Goal of the exercise: All of the data needs to be repeated exactly.
==================================================
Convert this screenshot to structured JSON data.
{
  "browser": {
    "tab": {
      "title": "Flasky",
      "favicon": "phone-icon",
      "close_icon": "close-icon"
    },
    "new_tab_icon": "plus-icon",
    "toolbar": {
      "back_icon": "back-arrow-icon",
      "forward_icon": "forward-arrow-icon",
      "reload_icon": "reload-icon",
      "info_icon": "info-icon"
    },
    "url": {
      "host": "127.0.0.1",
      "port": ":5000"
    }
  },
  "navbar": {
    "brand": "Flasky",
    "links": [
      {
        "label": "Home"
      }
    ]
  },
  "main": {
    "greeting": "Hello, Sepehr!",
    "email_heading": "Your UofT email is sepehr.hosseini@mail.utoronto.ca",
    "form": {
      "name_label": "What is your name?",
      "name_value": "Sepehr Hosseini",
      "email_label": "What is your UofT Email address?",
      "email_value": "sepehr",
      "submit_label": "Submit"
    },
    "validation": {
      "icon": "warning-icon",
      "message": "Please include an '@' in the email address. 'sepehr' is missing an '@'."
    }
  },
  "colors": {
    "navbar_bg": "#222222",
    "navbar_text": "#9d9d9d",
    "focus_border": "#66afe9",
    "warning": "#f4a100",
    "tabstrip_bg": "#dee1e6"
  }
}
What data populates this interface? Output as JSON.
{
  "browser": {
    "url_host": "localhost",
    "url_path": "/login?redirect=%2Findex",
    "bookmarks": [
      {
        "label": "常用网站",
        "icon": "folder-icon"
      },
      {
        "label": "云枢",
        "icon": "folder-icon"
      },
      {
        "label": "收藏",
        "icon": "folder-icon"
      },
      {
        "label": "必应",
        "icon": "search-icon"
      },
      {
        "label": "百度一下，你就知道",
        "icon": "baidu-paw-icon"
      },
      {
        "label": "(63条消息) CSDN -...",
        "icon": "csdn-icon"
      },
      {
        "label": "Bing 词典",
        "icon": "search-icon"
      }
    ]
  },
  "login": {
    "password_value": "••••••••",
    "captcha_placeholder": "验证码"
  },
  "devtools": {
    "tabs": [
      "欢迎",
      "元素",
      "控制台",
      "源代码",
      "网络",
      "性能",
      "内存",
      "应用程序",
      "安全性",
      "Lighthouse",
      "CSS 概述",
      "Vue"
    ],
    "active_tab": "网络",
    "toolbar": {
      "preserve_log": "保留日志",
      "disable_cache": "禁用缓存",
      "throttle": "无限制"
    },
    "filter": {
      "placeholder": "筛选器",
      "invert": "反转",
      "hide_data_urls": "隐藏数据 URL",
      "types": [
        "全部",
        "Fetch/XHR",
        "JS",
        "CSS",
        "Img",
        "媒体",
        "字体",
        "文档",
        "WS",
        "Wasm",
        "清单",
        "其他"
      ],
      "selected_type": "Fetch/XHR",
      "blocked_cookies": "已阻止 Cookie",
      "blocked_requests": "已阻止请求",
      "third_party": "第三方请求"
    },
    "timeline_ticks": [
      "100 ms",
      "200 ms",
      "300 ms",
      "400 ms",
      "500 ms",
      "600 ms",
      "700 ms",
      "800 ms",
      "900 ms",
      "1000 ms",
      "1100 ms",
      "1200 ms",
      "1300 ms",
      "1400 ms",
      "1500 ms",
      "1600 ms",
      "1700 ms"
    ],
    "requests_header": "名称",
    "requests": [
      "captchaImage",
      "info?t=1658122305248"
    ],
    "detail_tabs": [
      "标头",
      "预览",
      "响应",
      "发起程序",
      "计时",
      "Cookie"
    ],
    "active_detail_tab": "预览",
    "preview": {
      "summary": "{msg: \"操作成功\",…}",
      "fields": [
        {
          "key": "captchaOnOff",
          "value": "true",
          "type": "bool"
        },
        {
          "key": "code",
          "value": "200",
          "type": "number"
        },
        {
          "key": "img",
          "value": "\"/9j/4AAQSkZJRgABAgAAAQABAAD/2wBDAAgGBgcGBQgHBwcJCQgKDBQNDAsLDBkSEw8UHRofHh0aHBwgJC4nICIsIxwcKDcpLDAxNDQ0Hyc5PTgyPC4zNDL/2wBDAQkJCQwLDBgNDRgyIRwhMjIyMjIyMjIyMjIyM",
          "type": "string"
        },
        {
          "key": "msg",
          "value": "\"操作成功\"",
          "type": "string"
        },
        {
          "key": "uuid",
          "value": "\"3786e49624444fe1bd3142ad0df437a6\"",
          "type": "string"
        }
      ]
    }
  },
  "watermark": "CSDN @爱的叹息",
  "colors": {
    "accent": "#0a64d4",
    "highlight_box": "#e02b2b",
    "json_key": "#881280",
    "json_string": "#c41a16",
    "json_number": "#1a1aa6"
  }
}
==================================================
Answer to the exercise:
Convert this screenshot to structured JSON data.
{
  "browser": {
    "tab": {
      "title": "Flasky",
      "favicon": "phone-icon",
      "close_icon": "close-icon"
    },
    "new_tab_icon": "plus-icon",
    "toolbar": {
      "back_icon": "back-arrow-icon",
      "forward_icon": "forward-arrow-icon",
      "reload_icon": "reload-icon",
      "info_icon": "info-icon"
    },
    "url": {
      "host": "127.0.0.1",
      "port": ":5000"
    }
  },
  "navbar": {
    "brand": "Flasky",
    "links": [
      {
        "label": "Home"
      }
    ]
  },
  "main": {
    "greeting": "Hello, Sepehr!",
    "email_heading": "Your UofT email is sepehr.hosseini@mail.utoronto.ca",
    "form": {
      "name_label": "What is your name?",
      "name_value": "Sepehr Hosseini",
      "email_label": "What is your UofT Email address?",
      "email_value": "sepehr",
      "submit_label": "Submit"
    },
    "validation": {
      "icon": "warning-icon",
      "message": "Please include an '@' in the email address. 'sepehr' is missing an '@'."
    }
  },
  "colors": {
    "navbar_bg": "#222222",
    "navbar_text": "#9d9d9d",
    "focus_border": "#66afe9",
    "warning": "#f4a100",
    "tabstrip_bg": "#dee1e6"
  }
}
What data populates this interface? Output as JSON.
{
  "browser": {
    "url_host": "localhost",
    "url_path": "/login?redirect=%2Findex",
    "bookmarks": [
      {
        "label": "常用网站",
        "icon": "folder-icon"
      },
      {
        "label": "云枢",
        "icon": "folder-icon"
      },
      {
        "label": "收藏",
        "icon": "folder-icon"
      },
      {
        "label": "必应",
        "icon": "search-icon"
      },
      {
        "label": "百度一下，你就知道",
        "icon": "baidu-paw-icon"
      },
      {
        "label": "(63条消息) CSDN -...",
        "icon": "csdn-icon"
      },
      {
        "label": "Bing 词典",
        "icon": "search-icon"
      }
    ]
  },
  "login": {
    "password_value": "••••••••",
    "captcha_placeholder": "验证码"
  },
  "devtools": {
    "tabs": [
      "欢迎",
      "元素",
      "控制台",
      "源代码",
      "网络",
      "性能",
      "内存",
      "应用程序",
      "安全性",
      "Lighthouse",
      "CSS 概述",
      "Vue"
    ],
    "active_tab": "网络",
    "toolbar": {
      "preserve_log": "保留日志",
      "disable_cache": "禁用缓存",
      "throttle": "无限制"
    },
    "filter": {
      "placeholder": "筛选器",
      "invert": "反转",
      "hide_data_urls": "隐藏数据 URL",
      "types": [
        "全部",
        "Fetch/XHR",
        "JS",
        "CSS",
        "Img",
        "媒体",
        "字体",
        "文档",
        "WS",
        "Wasm",
        "清单",
        "其他"
      ],
      "selected_type": "Fetch/XHR",
      "blocked_cookies": "已阻止 Cookie",
      "blocked_requests": "已阻止请求",
      "third_party": "第三方请求"
    },
    "timeline_ticks": [
      "100 ms",
      "200 ms",
      "300 ms",
      "400 ms",
      "500 ms",
      "600 ms",
      "700 ms",
      "800 ms",
      "900 ms",
      "1000 ms",
      "1100 ms",
      "1200 ms",
      "1300 ms",
      "1400 ms",
      "1500 ms",
      "1600 ms",
      "1700 ms"
    ],
    "requests_header": "名称",
    "requests": [
      "captchaImage",
      "info?t=1658122305248"
    ],
    "detail_tabs": [
      "标头",
      "预览",
      "响应",
      "发起程序",
      "计时",
      "Cookie"
    ],
    "active_detail_tab": "预览",
    "preview": {
      "summary": "{msg: \"操作成功\",…}",
      "fields": [
        {
          "key": "captchaOnOff",
          "value": "true",
          "type": "bool"
        },
        {
          "key": "code",
          "value": "200",
          "type": "number"
        },
        {
          "key": "img",
          "value": "\"/9j/4AAQSkZJRgABAgAAAQABAAD/2wBDAAgGBgcGBQgHBwcJCQgKDBQNDAsLDBkSEw8UHRofHh0aHBwgJC4nICIsIxwcKDcpLDAxNDQ0Hyc5PTgyPC4zNDL/2wBDAQkJCQwLDBgNDRgyIRwhMjIyMjIyMjIyMjIyM",
          "type": "string"
        },
        {
          "key": "msg",
          "value": "\"操作成功\"",
          "type": "string"
        },
        {
          "key": "uuid",
          "value": "\"3786e49624444fe1bd3142ad0df437a6\"",
          "type": "string"
        }
      ]
    }
  },
  "watermark": "CSDN @爱的叹息",
  "colors": {
    "accent": "#0a64d4",
    "highlight_box": "#e02b2b",
    "json_key": "#881280",
    "json_string": "#c41a16",
    "json_number": "#1a1aa6"
  }
}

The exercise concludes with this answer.